══ DATA TO PROCESS ══

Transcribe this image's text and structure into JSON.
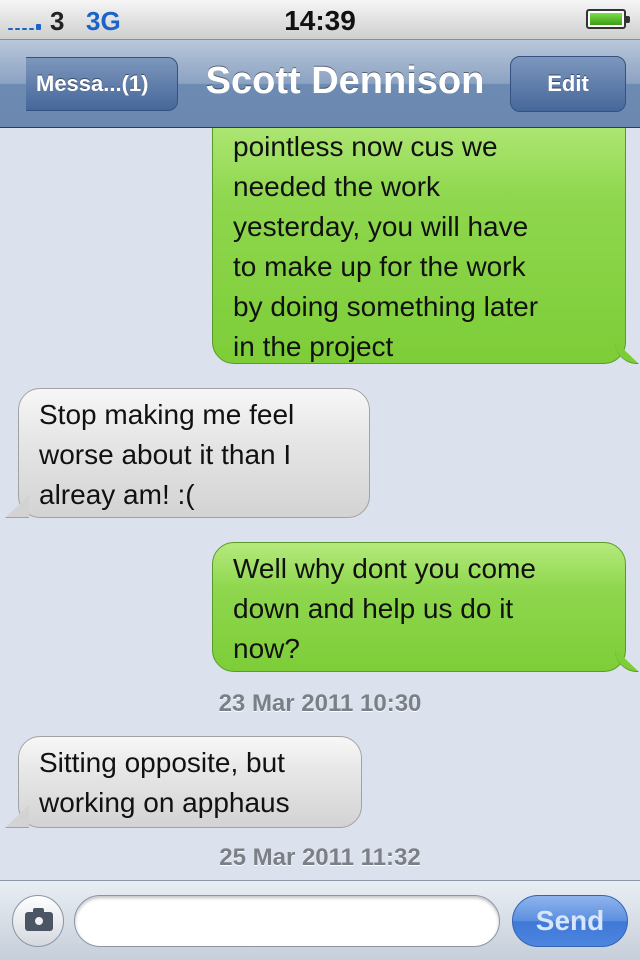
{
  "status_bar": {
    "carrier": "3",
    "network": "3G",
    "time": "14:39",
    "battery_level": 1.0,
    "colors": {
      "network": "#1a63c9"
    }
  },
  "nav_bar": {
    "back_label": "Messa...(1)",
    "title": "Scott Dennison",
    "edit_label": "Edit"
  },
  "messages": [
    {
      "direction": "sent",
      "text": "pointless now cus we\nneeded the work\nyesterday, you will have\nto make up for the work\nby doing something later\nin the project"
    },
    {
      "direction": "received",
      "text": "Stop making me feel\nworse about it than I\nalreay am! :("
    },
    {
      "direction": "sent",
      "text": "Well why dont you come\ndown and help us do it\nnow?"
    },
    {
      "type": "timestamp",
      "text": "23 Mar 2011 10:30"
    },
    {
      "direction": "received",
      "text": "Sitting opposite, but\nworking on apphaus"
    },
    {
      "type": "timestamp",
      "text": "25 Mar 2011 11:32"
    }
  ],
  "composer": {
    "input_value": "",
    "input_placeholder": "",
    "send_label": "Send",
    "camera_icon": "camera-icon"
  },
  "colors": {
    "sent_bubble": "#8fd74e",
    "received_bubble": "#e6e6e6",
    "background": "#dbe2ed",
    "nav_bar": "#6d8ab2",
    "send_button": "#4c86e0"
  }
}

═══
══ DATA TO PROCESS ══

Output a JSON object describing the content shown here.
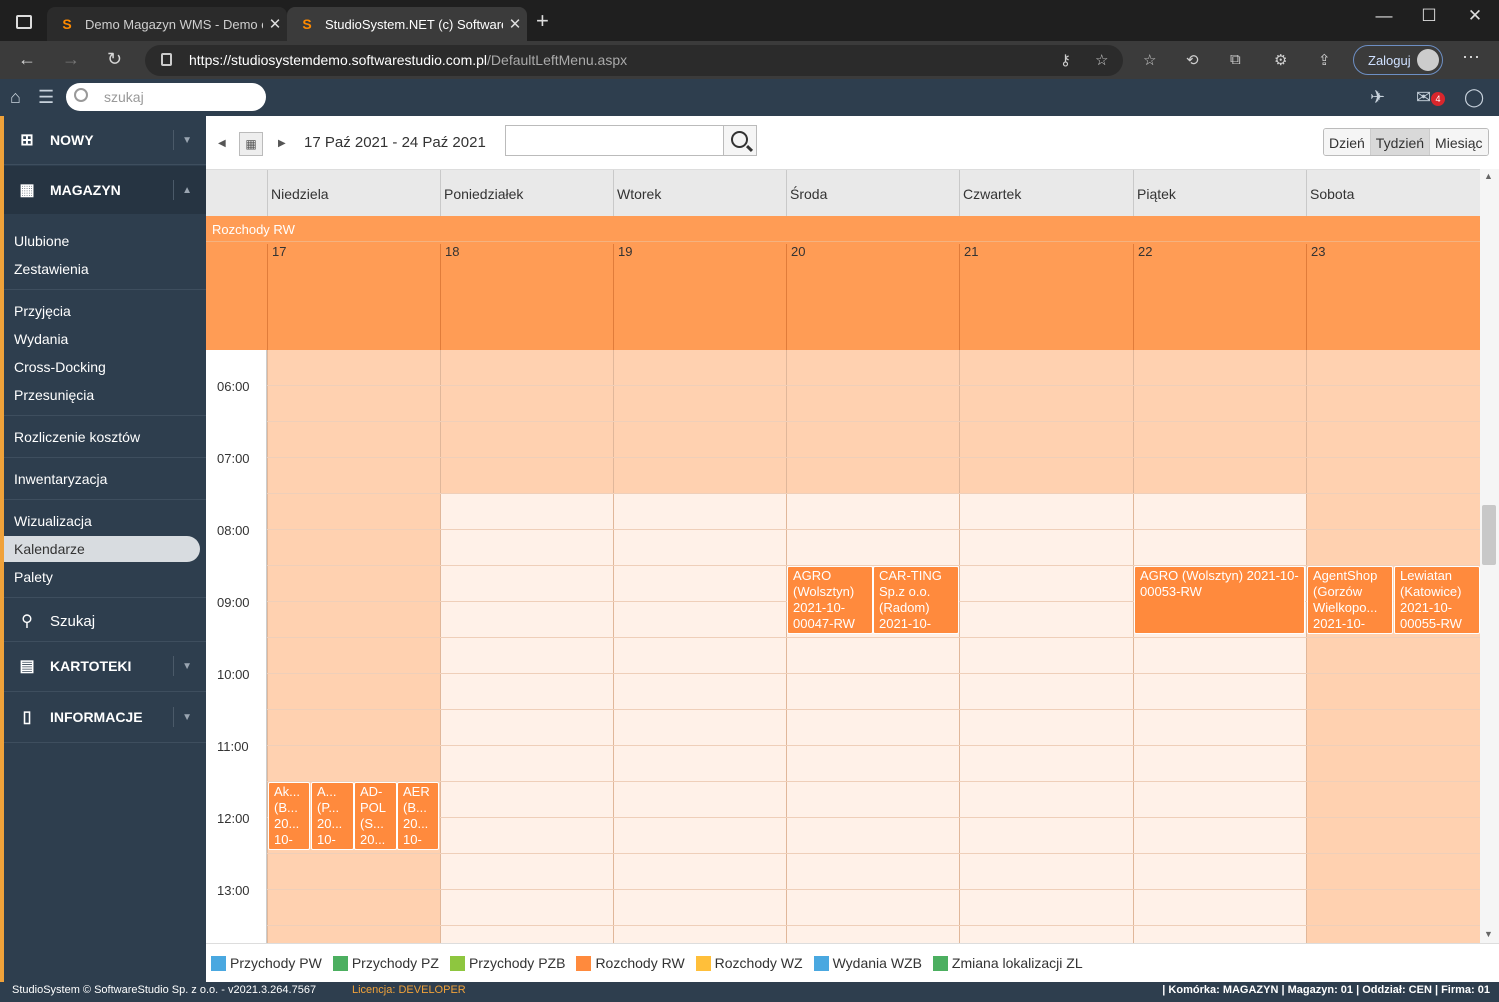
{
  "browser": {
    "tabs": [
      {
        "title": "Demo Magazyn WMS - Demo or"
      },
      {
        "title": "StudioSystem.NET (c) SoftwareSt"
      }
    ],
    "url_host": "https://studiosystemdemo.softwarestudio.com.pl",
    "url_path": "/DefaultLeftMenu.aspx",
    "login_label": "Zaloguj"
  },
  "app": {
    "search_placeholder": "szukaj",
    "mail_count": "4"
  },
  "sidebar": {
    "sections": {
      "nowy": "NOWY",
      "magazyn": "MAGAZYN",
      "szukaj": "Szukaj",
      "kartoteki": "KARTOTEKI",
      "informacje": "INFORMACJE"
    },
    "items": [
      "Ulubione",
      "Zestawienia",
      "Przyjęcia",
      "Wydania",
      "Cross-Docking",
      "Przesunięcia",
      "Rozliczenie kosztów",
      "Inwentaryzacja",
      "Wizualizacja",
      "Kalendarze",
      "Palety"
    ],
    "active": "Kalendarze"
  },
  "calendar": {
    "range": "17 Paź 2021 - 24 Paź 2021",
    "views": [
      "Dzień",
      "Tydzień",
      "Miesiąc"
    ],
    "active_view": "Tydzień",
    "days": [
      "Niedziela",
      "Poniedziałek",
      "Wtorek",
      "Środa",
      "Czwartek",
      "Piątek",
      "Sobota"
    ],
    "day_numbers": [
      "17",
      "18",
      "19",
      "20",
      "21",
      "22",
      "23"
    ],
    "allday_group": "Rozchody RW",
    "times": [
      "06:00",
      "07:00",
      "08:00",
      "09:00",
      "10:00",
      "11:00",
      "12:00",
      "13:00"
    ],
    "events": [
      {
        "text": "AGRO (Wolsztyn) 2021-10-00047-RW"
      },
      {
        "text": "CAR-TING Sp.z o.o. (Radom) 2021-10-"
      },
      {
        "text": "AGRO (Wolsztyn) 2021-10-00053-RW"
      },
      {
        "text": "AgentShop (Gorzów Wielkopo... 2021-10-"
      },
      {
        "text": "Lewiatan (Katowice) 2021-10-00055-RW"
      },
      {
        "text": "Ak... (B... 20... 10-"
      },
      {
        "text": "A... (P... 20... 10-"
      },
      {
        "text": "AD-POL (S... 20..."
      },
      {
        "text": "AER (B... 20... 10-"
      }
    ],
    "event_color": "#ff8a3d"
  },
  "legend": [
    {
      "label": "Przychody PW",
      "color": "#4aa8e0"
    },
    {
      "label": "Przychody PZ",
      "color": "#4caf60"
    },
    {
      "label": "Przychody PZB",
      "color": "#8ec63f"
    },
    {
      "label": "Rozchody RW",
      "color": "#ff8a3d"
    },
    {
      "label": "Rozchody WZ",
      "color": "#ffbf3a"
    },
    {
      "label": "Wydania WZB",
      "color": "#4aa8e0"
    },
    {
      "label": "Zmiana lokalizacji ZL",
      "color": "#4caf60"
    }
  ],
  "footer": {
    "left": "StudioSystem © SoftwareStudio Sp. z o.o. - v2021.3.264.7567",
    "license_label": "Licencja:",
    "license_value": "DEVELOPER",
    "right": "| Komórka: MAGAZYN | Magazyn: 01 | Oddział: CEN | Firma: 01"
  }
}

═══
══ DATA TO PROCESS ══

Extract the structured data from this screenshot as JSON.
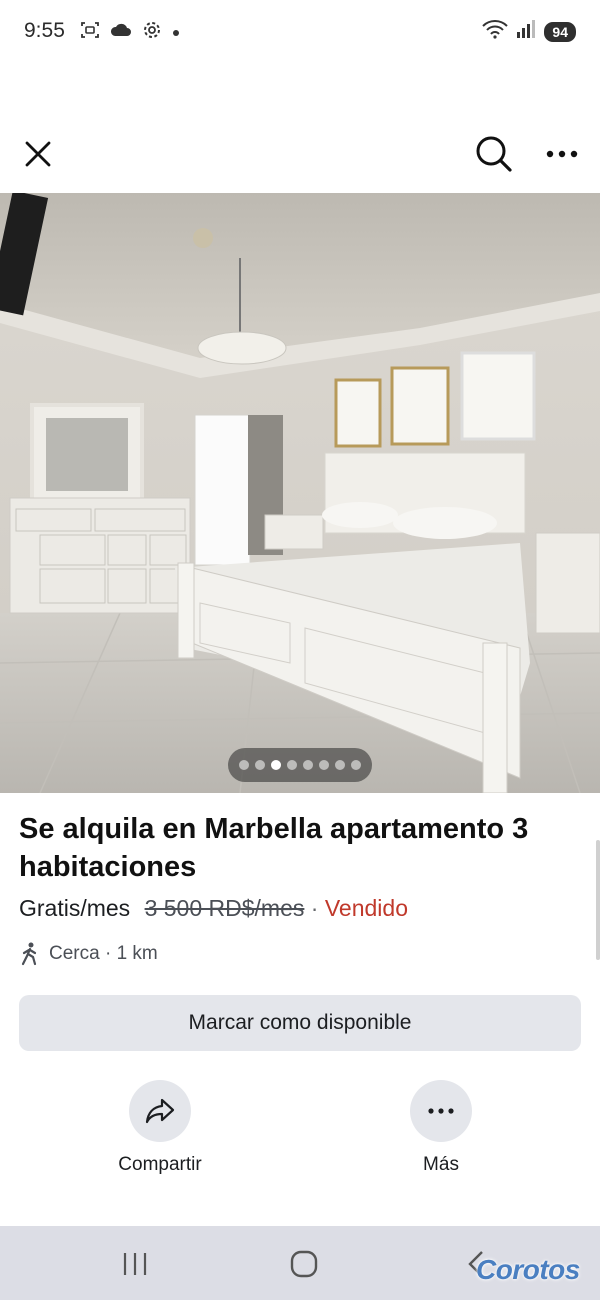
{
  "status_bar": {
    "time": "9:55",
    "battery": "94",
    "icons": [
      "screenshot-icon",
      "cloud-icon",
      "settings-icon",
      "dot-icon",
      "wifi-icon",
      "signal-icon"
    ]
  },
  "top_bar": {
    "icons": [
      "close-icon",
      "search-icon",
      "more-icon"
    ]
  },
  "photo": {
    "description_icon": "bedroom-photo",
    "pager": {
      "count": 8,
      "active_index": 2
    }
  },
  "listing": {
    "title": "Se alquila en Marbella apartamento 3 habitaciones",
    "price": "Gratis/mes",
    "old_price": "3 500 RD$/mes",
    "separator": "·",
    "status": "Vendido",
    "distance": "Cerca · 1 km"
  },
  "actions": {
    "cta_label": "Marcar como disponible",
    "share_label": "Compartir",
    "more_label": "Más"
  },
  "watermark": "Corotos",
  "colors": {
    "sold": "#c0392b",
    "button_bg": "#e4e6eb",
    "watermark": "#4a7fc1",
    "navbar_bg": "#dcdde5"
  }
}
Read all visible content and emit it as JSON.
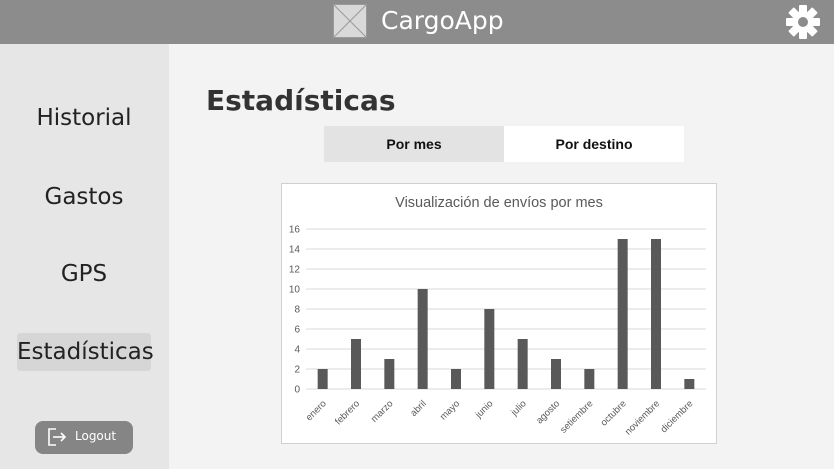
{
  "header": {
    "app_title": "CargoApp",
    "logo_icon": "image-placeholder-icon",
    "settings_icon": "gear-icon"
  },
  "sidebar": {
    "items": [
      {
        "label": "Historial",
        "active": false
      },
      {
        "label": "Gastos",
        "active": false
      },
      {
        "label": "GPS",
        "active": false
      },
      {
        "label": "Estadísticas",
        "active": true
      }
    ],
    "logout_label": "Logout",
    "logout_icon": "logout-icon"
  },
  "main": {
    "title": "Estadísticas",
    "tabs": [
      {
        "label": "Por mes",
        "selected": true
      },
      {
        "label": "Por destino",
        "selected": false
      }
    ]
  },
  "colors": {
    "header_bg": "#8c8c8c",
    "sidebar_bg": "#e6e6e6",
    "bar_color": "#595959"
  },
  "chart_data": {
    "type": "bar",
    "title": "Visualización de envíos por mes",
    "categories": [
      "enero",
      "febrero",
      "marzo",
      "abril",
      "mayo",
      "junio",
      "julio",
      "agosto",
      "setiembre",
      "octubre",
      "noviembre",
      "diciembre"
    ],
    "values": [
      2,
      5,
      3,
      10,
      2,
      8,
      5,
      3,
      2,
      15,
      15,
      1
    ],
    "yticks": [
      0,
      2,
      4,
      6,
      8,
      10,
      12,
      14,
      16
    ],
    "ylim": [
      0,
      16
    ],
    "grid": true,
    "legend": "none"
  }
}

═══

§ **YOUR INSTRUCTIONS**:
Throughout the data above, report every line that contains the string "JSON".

§ **RESULT**:
Transcribe this image's text and structure into JSON.
Output a JSON object describing the content shown here.
Extract the structured data from this screenshot as JSON.
Read all visible content and emit it as JSON.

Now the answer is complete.